The prize bumped up yet again, to $500 million by noon, as people across the country bought lottery tickets on Wednesday morning,a lottery representative said.

Friday's prize is now worth an immediate cash payout of $359 million, and it could continue to grow.

The gargantuan jackpot is already putting money in the pockets of bodega owners and other outlets that sell lottery tickets.

"There have been a lot of customers," said Columbus Chodhury, 52, who owns C&B Convenience Store on 14th Street between Second and Third avenues. "There have been long lines. It's not usually like this. It's good for business."

Some of the New Yorkers buying Mega Millions tickets Wednesday dreamed of quitting their job, while others hoped to help others.

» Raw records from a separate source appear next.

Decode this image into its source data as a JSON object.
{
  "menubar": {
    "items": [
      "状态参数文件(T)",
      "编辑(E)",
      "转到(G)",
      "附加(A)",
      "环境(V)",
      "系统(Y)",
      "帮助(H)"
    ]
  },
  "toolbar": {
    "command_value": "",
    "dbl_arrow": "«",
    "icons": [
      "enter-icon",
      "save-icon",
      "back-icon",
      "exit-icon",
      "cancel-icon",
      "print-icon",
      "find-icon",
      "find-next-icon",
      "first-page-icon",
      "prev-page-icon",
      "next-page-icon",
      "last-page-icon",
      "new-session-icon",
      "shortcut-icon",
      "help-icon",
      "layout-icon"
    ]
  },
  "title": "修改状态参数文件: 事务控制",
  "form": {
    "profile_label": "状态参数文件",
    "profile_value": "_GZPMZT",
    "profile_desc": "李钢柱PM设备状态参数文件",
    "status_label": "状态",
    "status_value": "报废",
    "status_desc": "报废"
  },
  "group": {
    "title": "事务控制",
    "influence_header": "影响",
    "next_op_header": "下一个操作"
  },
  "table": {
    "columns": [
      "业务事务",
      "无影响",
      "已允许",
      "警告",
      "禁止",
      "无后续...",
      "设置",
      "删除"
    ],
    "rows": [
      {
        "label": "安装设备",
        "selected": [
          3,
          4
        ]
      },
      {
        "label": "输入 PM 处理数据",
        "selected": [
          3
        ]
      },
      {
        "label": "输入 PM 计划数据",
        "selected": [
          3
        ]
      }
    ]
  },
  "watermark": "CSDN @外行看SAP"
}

Aldin Richards, 41, a Queens resident who works in health information, said she would return to her home country of Jamaica to start a charity.

"There are too many kids there not going to school, and I'd want to change that," Richards said after she bought several lottery tickets in the East Village.

Asim Khan, a 21-year-old Manhattan College student who lives in Riverdale, said he would invest his winnings in New York real estate, in the hope of making even more money.

"I'll be watching," Khan said of the Friday drawing. "I'll keep my fingers crossed."